What is needed:
Go over the entries and report the lines where the word "text" occurs.

====== Source material ======

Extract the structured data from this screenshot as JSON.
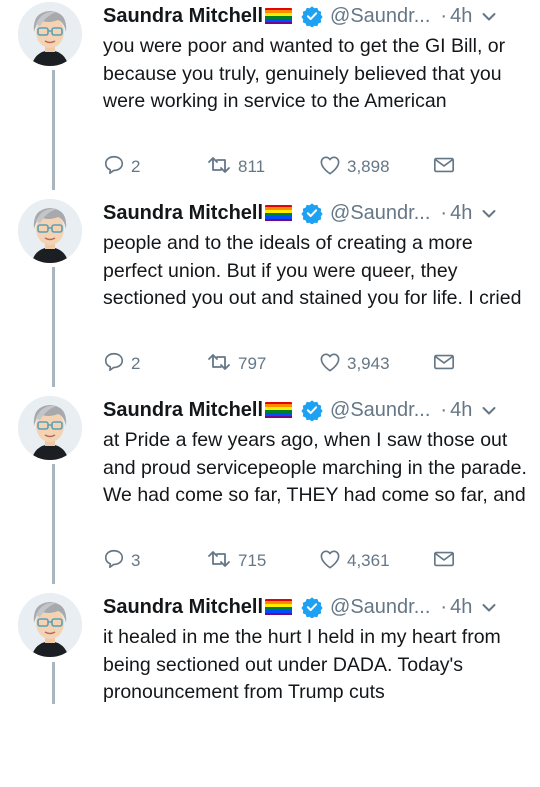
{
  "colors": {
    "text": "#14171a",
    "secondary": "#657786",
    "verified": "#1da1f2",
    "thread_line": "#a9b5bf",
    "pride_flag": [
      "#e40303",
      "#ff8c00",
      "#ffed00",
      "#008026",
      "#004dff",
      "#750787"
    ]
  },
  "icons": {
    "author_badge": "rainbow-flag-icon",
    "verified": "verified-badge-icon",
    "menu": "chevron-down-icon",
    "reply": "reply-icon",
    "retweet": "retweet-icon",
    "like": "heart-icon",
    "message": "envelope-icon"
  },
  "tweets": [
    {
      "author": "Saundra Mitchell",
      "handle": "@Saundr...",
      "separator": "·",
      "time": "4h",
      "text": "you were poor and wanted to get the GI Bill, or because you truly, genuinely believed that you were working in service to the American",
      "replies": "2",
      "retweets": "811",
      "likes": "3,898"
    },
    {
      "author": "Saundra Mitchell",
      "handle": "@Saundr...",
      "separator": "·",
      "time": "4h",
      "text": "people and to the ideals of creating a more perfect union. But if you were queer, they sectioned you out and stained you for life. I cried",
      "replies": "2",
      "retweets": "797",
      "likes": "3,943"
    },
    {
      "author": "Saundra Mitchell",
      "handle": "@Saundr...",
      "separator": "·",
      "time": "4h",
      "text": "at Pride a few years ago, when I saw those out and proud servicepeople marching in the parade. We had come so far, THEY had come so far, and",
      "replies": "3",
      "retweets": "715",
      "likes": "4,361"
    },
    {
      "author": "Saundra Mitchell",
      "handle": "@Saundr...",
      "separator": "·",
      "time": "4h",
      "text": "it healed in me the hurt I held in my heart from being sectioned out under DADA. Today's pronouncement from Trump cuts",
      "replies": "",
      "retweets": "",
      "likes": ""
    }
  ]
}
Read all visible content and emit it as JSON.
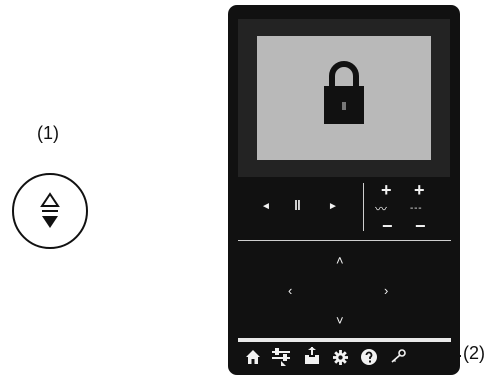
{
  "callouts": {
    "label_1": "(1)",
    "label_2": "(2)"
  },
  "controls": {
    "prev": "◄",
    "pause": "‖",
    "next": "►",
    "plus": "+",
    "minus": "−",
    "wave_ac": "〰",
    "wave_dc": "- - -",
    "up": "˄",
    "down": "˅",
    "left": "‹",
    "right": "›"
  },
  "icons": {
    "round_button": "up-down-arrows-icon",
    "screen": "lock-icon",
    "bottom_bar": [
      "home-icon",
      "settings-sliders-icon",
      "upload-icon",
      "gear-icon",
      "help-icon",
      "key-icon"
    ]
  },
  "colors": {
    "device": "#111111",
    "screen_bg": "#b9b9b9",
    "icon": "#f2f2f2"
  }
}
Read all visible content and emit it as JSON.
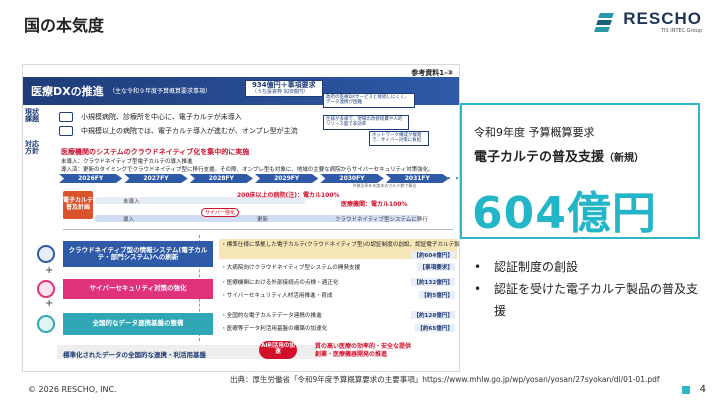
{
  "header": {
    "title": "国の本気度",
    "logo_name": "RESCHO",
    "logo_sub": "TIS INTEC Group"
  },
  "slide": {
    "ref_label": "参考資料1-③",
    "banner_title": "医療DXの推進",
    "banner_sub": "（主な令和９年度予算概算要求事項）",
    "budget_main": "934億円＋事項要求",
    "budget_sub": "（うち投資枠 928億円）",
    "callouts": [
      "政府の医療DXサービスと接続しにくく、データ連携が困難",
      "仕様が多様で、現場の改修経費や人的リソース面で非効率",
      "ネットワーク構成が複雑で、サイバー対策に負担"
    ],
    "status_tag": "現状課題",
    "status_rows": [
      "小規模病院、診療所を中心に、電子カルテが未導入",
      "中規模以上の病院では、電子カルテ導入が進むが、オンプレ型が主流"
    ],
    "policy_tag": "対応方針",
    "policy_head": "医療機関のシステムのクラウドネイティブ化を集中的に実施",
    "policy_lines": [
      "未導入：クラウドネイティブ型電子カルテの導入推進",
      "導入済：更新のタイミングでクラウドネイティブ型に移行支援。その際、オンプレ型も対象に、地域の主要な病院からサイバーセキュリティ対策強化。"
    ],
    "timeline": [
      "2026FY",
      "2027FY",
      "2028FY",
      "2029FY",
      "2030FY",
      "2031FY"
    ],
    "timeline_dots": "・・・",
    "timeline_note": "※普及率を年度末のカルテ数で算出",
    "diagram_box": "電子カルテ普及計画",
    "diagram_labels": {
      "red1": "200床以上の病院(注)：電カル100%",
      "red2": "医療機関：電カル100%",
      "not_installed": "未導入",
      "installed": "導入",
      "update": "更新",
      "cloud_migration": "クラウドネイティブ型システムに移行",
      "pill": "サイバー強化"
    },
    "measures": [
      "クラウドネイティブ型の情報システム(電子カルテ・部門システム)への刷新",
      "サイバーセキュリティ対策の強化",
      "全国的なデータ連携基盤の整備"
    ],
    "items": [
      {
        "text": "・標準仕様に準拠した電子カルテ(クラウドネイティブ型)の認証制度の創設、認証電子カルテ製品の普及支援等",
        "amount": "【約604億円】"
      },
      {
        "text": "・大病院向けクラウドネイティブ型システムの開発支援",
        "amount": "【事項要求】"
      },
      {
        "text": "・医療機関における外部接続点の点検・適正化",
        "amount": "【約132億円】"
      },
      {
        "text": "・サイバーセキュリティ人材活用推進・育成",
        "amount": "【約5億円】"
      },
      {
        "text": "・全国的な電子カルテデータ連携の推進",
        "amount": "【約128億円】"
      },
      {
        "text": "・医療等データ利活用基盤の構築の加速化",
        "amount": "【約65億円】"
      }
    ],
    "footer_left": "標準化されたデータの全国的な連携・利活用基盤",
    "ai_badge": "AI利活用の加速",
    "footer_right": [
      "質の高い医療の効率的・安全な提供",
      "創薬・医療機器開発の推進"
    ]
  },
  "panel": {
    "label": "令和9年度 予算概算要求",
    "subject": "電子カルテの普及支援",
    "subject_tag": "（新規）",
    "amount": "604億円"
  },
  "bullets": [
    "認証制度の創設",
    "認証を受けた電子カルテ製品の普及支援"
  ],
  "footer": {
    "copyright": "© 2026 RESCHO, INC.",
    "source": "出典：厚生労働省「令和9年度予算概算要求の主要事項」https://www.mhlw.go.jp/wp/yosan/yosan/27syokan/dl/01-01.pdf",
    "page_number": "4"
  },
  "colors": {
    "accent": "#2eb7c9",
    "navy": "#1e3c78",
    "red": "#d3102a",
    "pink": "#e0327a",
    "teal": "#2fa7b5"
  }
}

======

Answer to the exercise:
    "text": "#14171a",
      "text": "you were poor and wanted to get the GI Bill, or because you truly, genuinely believed that you were working in service to the American",
      "text": "people and to the ideals of creating a more perfect union. But if you were queer, they sectioned you out and stained you for life. I cried",
      "text": "at Pride a few years ago, when I saw those out and proud servicepeople marching in the parade. We had come so far, THEY had come so far, and",
      "text": "it healed in me the hurt I held in my heart from being sectioned out under DADA. Today's pronouncement from Trump cuts",
        "text": "・標準仕様に準拠した電子カルテ(クラウドネイティブ型)の認証制度の創設、認証電子カルテ製品の普及支援等",
        "text": "・大病院向けクラウドネイティブ型システムの開発支援",
        "text": "・医療機関における外部接続点の点検・適正化",
        "text": "・サイバーセキュリティ人材活用推進・育成",
        "text": "・全国的な電子カルテデータ連携の推進",
        "text": "・医療等データ利活用基盤の構築の加速化",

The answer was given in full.